Government, News

State gives money to M-SNAP organization to help control pet population

By Tiffany Morgan, The Dominion Post

W. Va. — The overpopulation of cats is an issue in West Virginia, with an estimate of 123,000 stray and feral cats.

This year, a program to help control and reduce that number has been enacted in the state, and a  47 of the 55 counties have received the grant for their organizations to make a positive impact on the animal population. The grant is formally known as the WV Spay Neuter Assistance Program.

The Mountaineer Spay Neuter Assistance Program Inc. (M-SNAP) was just one of the seven  organizations in Monongalia County to receive grant money. The bill for the program passed in 2013, but funding for the program was not passed and enacted until last year.

In addition to Monongalia County, neighboring counties such as Preston and Marion  also received grant money for their organizations.

According to Nancy Young,  M-SNAP volunteer  and treasurer, M-SNAP’s mission is to serve as a  voucher program and provide education on the importance of taking care of animals and to “promote spay/neuter as the most viable solution to reducing pet overpopulation.”

“I think it’s wonderful that the state is recognizing this as a problem, and not just relying on these local individual pockets to try and fix the problem,” Young said. “I’m really excited that the state is getting involved and bringing attention.”

Young said the grant provides an opportunity to involve and assist smaller organizations struggling to obtain the proper resources for the spay/neuter procedure.

“I think the fact that there is help for the smaller groups who are struggling to get the resources, the community support and even access to clinics and vet services — that’s what’s important,” Young said.

M-SNAP started   10 years ago, handing out vouchers, and since then the numbers of euthanized animals in West Virginia have decreased by 80 percent —  from 1,379 animals to 577.

Theresa Bruner, board member of the Federation of Humane Organizations (FOHO) of West Virginia and on the animal advisory board for the West Virginia department of agriculture for the West Virginia Spay Neuter Fund, has played a huge role in making the grant possible by being a part of FOHO and sponsoring the bill.

According to Bruner, there are more 9,000 brands of pet foods that are registered to sell  in  West Virginia, and those brands pay a small fee to the state. The money is  “earmarked” by the Department of Agriculture for the grant. No taxpayer money is used.

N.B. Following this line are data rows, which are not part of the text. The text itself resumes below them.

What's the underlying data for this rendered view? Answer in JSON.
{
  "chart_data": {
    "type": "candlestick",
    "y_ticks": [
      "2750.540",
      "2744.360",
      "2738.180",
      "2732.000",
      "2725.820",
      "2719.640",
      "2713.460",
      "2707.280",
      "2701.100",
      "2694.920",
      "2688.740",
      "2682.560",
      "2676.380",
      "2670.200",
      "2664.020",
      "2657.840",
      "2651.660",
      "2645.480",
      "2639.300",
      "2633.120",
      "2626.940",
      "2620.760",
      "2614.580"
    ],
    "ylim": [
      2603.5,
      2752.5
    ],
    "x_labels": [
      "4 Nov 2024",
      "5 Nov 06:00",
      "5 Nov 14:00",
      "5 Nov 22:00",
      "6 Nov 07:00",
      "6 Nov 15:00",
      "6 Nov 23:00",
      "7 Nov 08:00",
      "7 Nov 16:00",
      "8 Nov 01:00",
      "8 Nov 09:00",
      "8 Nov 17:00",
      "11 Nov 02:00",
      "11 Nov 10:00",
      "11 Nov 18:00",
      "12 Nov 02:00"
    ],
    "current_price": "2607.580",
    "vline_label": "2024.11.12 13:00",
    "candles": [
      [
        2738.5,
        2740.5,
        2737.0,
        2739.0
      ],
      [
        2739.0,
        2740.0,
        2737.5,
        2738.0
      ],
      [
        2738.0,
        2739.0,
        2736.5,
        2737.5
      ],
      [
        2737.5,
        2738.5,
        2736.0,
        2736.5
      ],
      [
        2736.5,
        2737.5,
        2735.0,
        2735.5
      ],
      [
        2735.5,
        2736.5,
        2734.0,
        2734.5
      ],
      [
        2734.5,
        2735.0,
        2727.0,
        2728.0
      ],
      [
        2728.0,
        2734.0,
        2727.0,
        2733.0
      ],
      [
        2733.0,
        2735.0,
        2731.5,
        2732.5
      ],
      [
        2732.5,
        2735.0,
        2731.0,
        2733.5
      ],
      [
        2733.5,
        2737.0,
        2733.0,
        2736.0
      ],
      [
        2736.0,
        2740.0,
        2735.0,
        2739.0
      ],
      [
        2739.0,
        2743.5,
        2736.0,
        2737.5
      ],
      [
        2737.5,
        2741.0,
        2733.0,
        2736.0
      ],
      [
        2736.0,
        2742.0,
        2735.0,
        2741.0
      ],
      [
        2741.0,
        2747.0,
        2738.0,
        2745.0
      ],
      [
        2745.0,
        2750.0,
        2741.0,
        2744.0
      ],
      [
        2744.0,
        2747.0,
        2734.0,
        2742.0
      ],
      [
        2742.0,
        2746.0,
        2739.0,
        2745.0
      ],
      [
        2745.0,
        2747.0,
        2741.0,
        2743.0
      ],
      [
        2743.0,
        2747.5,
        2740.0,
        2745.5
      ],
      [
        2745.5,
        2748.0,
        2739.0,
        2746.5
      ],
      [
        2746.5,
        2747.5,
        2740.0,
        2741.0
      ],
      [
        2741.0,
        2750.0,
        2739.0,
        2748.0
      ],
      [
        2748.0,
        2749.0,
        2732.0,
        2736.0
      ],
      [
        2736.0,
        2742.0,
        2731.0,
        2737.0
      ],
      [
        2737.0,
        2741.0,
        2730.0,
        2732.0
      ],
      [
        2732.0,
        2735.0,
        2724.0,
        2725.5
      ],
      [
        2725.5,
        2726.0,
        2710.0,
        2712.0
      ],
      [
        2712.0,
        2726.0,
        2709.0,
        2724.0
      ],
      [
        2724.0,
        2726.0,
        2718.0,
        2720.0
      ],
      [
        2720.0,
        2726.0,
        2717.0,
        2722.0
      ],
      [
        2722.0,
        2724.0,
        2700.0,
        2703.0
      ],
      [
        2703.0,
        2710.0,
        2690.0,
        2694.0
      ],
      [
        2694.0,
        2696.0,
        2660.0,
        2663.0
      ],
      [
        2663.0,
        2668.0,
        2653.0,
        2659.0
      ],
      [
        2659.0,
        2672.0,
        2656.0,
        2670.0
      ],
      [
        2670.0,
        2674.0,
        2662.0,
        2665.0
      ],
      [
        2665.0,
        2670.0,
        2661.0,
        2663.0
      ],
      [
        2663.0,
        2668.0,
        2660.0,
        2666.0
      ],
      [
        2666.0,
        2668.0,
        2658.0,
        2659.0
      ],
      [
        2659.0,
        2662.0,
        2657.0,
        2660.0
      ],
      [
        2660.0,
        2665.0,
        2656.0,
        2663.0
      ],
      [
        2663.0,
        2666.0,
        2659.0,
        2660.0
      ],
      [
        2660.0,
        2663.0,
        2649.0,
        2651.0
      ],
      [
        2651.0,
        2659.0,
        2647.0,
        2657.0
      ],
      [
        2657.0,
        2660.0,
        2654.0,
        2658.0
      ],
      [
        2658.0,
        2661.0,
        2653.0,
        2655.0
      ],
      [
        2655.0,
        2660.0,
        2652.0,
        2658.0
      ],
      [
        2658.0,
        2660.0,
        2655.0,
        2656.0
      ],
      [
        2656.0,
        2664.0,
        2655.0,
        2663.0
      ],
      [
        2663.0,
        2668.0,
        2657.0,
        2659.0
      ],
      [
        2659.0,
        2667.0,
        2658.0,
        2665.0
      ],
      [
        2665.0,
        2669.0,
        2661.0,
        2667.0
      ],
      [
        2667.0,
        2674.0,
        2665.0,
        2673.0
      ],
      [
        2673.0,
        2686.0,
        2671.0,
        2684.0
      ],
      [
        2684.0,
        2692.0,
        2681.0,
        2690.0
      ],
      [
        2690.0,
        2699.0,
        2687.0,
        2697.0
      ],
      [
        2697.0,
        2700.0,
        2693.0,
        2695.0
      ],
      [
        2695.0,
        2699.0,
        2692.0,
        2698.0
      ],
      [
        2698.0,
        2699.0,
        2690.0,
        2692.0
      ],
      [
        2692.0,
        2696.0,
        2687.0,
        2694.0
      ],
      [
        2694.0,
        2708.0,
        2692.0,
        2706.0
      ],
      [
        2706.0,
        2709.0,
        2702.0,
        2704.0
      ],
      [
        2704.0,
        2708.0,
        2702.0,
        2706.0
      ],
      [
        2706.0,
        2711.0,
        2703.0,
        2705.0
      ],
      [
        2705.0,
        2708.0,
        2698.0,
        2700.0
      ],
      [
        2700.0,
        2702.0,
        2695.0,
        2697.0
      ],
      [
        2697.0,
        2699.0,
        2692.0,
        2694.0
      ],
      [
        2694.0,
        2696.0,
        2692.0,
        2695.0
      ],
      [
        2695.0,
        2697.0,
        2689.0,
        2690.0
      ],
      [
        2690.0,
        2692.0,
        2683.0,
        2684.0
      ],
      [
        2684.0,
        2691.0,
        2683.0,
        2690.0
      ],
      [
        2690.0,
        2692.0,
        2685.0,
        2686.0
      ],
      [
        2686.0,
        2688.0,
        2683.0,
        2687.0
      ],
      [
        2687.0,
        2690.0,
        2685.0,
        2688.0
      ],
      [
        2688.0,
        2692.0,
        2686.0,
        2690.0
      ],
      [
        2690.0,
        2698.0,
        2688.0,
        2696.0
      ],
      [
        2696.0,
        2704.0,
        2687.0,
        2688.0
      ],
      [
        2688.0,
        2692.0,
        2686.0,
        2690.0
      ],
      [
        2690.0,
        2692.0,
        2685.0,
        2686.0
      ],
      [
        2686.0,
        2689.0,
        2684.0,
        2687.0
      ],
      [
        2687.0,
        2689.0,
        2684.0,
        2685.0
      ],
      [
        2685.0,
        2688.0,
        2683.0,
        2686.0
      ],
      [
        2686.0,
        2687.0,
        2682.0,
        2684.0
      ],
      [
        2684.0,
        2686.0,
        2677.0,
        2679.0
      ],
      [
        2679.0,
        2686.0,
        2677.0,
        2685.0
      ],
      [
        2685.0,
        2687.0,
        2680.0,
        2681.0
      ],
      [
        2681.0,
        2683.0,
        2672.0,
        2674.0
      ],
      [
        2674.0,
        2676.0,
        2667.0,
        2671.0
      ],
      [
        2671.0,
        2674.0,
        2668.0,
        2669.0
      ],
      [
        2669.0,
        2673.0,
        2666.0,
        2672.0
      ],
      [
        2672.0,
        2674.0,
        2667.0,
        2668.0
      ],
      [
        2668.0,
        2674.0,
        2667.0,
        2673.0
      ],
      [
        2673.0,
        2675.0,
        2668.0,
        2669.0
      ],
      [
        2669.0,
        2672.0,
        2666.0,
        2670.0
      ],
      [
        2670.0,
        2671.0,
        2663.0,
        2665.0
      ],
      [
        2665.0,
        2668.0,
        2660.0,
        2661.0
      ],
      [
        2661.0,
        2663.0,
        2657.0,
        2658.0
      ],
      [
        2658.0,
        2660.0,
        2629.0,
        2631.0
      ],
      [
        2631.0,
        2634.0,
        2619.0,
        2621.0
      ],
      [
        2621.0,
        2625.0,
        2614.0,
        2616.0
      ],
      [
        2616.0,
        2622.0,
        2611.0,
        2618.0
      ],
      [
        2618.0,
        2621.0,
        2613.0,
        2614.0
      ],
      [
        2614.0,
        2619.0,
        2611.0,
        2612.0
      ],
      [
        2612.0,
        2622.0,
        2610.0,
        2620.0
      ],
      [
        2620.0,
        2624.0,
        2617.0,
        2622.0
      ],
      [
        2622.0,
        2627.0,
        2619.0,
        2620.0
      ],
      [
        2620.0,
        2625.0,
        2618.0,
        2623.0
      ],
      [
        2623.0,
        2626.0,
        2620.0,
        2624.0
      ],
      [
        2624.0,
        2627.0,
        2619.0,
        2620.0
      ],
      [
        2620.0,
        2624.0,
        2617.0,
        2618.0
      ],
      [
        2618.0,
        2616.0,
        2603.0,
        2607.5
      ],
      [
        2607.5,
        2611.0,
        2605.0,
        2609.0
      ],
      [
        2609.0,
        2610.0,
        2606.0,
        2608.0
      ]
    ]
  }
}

FOHO has been around since 1994 with the  focus  on “improving animal welfare throughout West Virginia.”

Bruner said the number of animals taken to shelters has decreased, but the population still needs to be reduced, and that is  what the grant will help do by providing having funds to spay and neuter.

“Over the years, the number of animals going in shelters has decreased,” Bruner said. “Our hope is that we reduce that number greatly in the next eight to 10 years.”

An organization wanting to be part of the program are required to be a 501(c) 3 in West Virginia or a government shelter and must also use West Virginia vet clinics. In addition,  the money from the grant must be spent  in the state.

The funding for the program is not given upfront, according to Young, but she is hopeful that organizations are saving up to use the grant.

“The grant reimburses in arrears, which makes it a bit difficult for groups that don’t have a surplus of money in the bank,” Young said, “but hopefully they are saving money to take advantage of the 2019 cycle.”

Young said  M-SNAP has issued more than 600 vouchers over the course of a five months.

Bruner said another thing to fix is the lack of reports each organization provides. Although sending statistics is not required,  she hopes  the grant will change that as well,  making the organizations more accountable.

“My goal from FOHO is to help, with the grant program, provide statistics,” Bruner said. “Hopefully we will begin to collect more data over time about what’s going on in the state.”

Bruner, in 2013, the bill passed “overwhelmingly with bipartisan support.”

And, although the budget was cut from $900,000 to $400,000, she has been happy with how the program is working.

“It was very much of a bipartisan bill — I think that’s really something to be said,” Bruner said. “We ended up with half the money, but I’ve been very impressed with the way the Department of Agriculture has done this — they’ve really embraced it and they have some really excellent people working on it.”